* [WHAT THE TASK ASKS]: Filter the material below down to the lines containing the word "Perspective".

* [MATERIAL FOR THIS TASK]:
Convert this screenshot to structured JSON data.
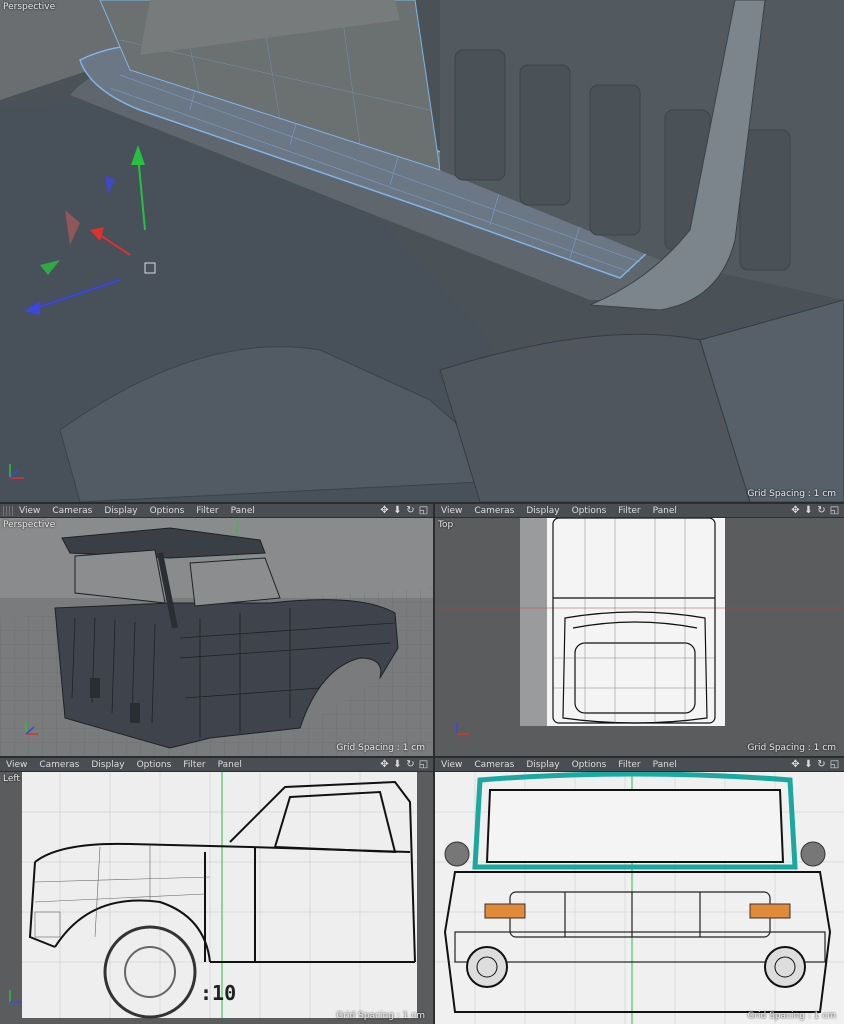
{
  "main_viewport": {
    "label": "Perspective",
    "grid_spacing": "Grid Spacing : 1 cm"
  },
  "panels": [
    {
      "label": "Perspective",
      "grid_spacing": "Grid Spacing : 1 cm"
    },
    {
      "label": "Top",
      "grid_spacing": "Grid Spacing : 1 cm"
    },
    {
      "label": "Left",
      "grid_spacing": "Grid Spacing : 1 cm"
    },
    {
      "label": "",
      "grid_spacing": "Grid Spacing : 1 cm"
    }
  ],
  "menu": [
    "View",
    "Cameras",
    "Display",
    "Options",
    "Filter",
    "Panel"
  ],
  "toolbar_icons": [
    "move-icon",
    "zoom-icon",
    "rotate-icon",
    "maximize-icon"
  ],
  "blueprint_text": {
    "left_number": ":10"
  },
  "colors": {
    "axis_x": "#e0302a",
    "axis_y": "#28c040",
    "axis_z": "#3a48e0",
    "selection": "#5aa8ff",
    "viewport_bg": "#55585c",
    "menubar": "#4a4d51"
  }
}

* [RESULT FOR THIS EXERCISE]:
    "label": "Perspective",
      "label": "Perspective",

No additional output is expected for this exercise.